Now when Jesus came into the district of Caesare'a Philip'pi, he asked his disciples, "Who do men say that the Son of man is?" And they said, "Some say John the Baptist, others say Eli'jah, and others Jeremiah or one of the prophets." He said to them, "But who do you say that I am?" Simon Peter replied, "You are the Christ, the Son of the living God." And Jesus answered him, "Blessed are you, Simon Bar-Jona! For flesh and blood has not revealed this to you, but my Father who is in heaven. And I tell you, you are Peter, and on this rock I will build my church, and the powers of death shall not prevail against it. I will give you the keys of the kingdom of heaven, and whatever you bind on earth shall be bound in heaven, and whatever you loose on earth shall be loosed in heaven."
In this intimate scene, Jesus asks the disciples the transformative question for this new Israel he is establishing: "Who do men say that the Son of man is?" (Matt. 16:13). "You are the Christ, the Son of the living God," (Matt. 16:16) answers Simon, providing the basis of the New Israel's structure. It is the presence of Jesus, the Son of the living God, that is the foundation for the transformation of Israel into the Church, and Peter's confession of that reality transforms him into the rock on which the new Israel will be built. In the old Israel, one was qualified to rule by hereditary right. Peter's "qualifications" as leader of the new Israel are precisely one: he was open to the divine revelation of the Father regarding the identity of the one who came to transform Israel.

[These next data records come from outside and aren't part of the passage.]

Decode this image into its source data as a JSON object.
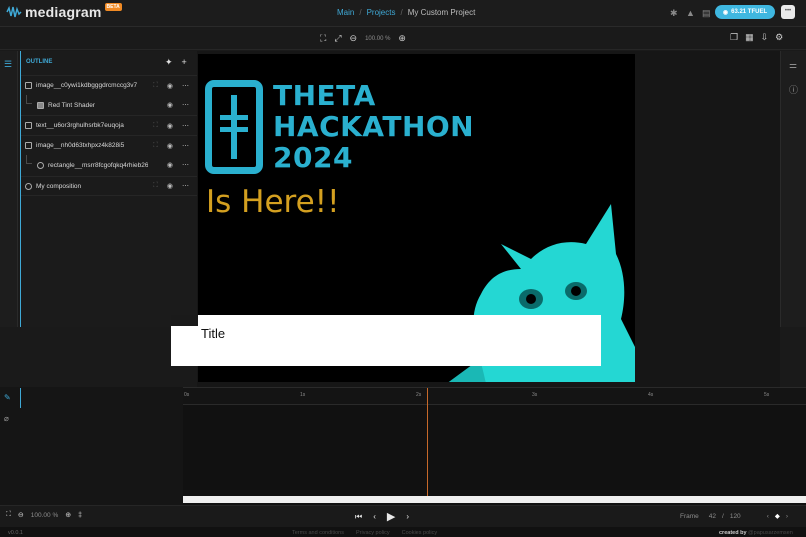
{
  "app": {
    "name": "mediagram",
    "badge": "BETA"
  },
  "breadcrumb": {
    "main": "Main",
    "projects": "Projects",
    "sep": "/",
    "current": "My Custom Project"
  },
  "fuel": {
    "label": "63.21 TFUEL"
  },
  "zoom": {
    "value": "100.00 %"
  },
  "outline": {
    "title": "OUTLINE",
    "items": [
      {
        "label": "image__c0ywi1kdbgggdrcmccg3v7",
        "icon": "image-icon"
      },
      {
        "label": "Red Tint Shader",
        "icon": "shader-icon"
      },
      {
        "label": "text__u6or3rghulhsrbk7euqoja",
        "icon": "text-icon"
      },
      {
        "label": "image__nh0d63txhpxz4k828i5",
        "icon": "image-icon"
      },
      {
        "label": "rectangle__msrr8fcgofqkq4rhieb26l",
        "icon": "rectangle-icon"
      },
      {
        "label": "My composition",
        "icon": "composition-icon"
      }
    ]
  },
  "canvas": {
    "headline": [
      "THETA",
      "HACKATHON",
      "2024"
    ],
    "subhead": "Is Here!!",
    "title_box": "Title",
    "colors": {
      "theta": "#2ab0cf",
      "gold": "#d4a020",
      "cat": "#24d7d3"
    }
  },
  "timeline": {
    "ticks": [
      "0s",
      "1s",
      "2s",
      "3s",
      "4s",
      "5s"
    ]
  },
  "playback": {
    "frame_label": "Frame",
    "frame": "42",
    "sep": "/",
    "total": "120",
    "zoom": "100.00 %"
  },
  "footer": {
    "version": "v0.0.1",
    "links": [
      "Terms and conditions",
      "Privacy policy",
      "Cookies policy"
    ],
    "created_by": "created by",
    "author": "@papusarzemsen"
  }
}
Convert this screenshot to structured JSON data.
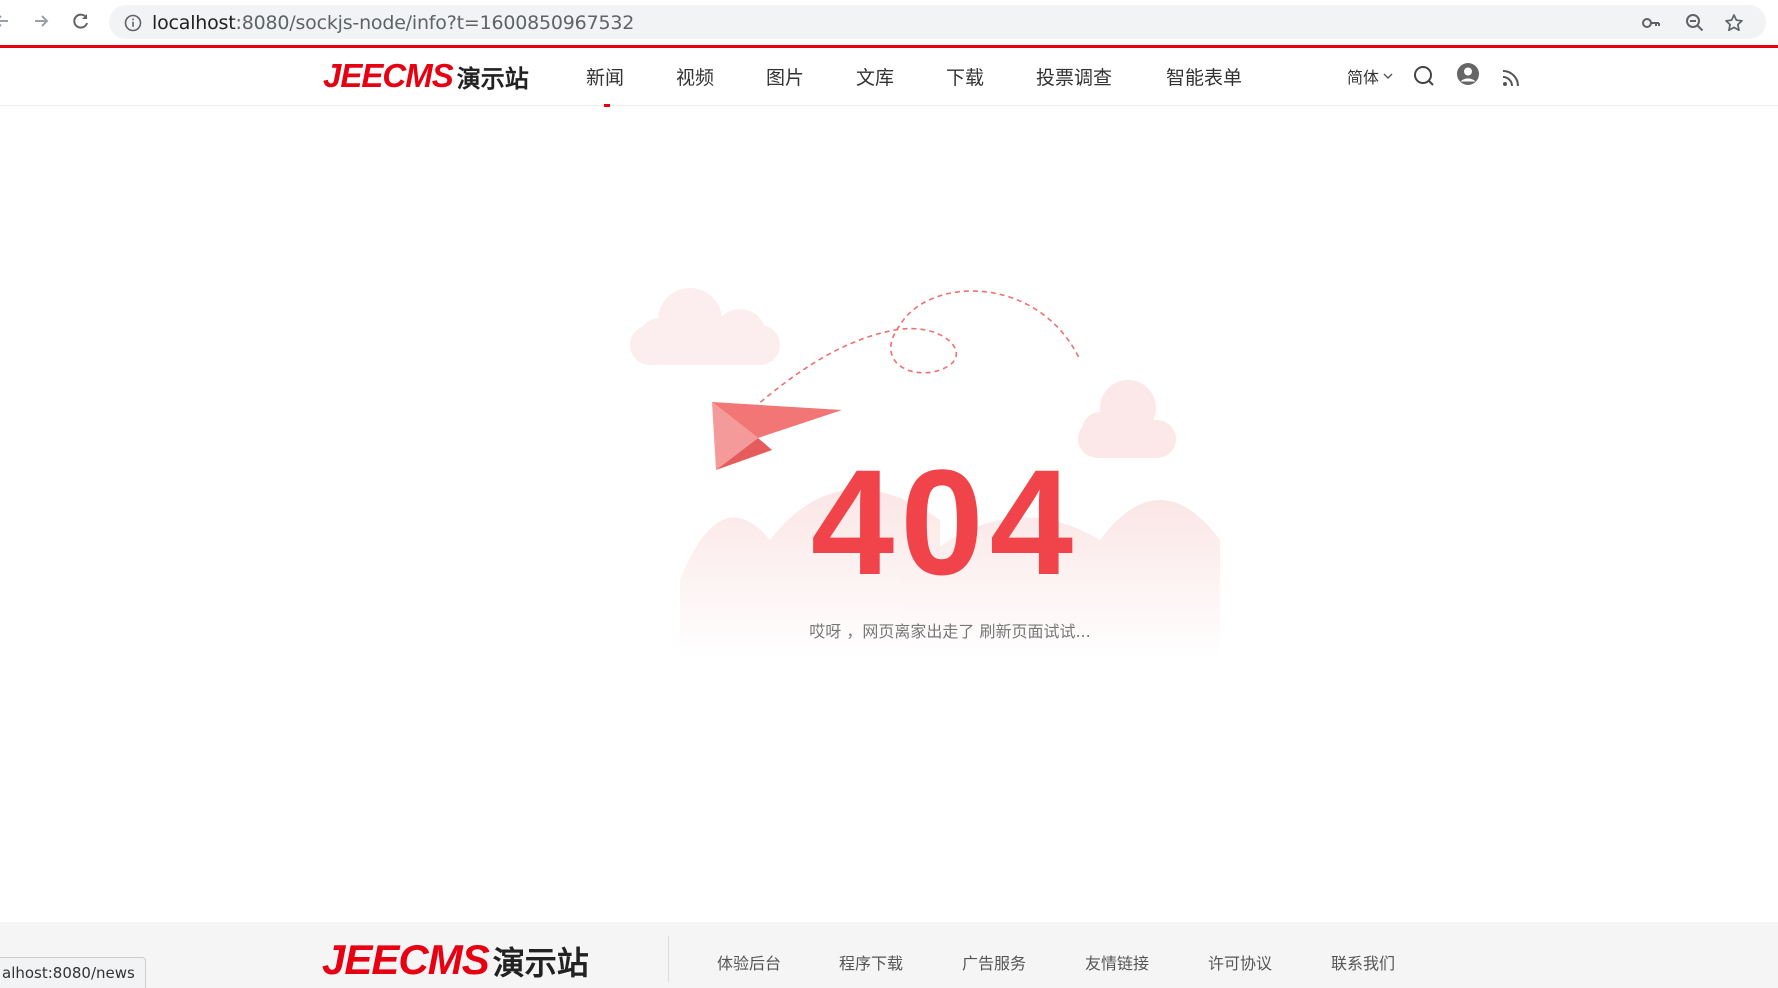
{
  "browser": {
    "url_host": "localhost",
    "url_rest": ":8080/sockjs-node/info?t=1600850967532",
    "back_icon": "arrow-left-icon",
    "forward_icon": "arrow-right-icon",
    "reload_icon": "reload-icon",
    "info_icon": "info-icon",
    "key_icon": "key-icon",
    "zoom_icon": "zoom-out-icon",
    "star_icon": "star-icon"
  },
  "header": {
    "logo_en": "JEECMS",
    "logo_cn": "演示站",
    "menu": [
      {
        "label": "新闻",
        "active": true
      },
      {
        "label": "视频"
      },
      {
        "label": "图片"
      },
      {
        "label": "文库"
      },
      {
        "label": "下载"
      },
      {
        "label": "投票调查"
      },
      {
        "label": "智能表单"
      }
    ],
    "language": "简体"
  },
  "error": {
    "code": "404",
    "message": "哎呀 ，网页离家出走了 刷新页面试试..."
  },
  "footer": {
    "logo_en": "JEECMS",
    "logo_cn": "演示站",
    "links": [
      "体验后台",
      "程序下载",
      "广告服务",
      "友情链接",
      "许可协议",
      "联系我们"
    ]
  },
  "status_bar": "alhost:8080/news",
  "colors": {
    "brand_red": "#e60012",
    "digit_red": "#f0444a"
  }
}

But a further reality for this new People is that its establishment will only be possible due to the obedience of the Son to the Father, an obedience that will lead to his death. This is made clear directly after Peter's confession. Matthew tells us that "From that time Jesus began to show his disciples that he must go to Jerusalem and suffer many things from the elders and chief priests and scribes, and be killed, and on the third day be raised" (Matt. 16:21, emphasis added). It is only after Jesus is revealed to the Twelve as the Christ and the Son of God that he then reveals to them his mission of complete obedience to the Father, even unto death. This is because, like the new Law, the new structure of Israel is based on obedience to the Father. As priestly rulers of the new Israel, they are called to be obedient to the Father in imitation of Jesus, in service of God's People. Jesus illuminates this principle when correcting Zebedee's sons' mistaken idea of leadership in his kingdom (cf. Matt. 20:20-22). He states, "You know that the rulers of the Gentiles lord it over them, and their great men exercise authority over them. It shall not be so among you; but whoever would be great among you must be your servant, and whoever would be first among you must be your slave; even as the Son of man came not to be served but to serve, and to give his life as a ransom for many" (Matt. 20:25-28). It is Jesus' perfect obedience, specifically in his passion and death, which is to be the model for all generations of Church leaders.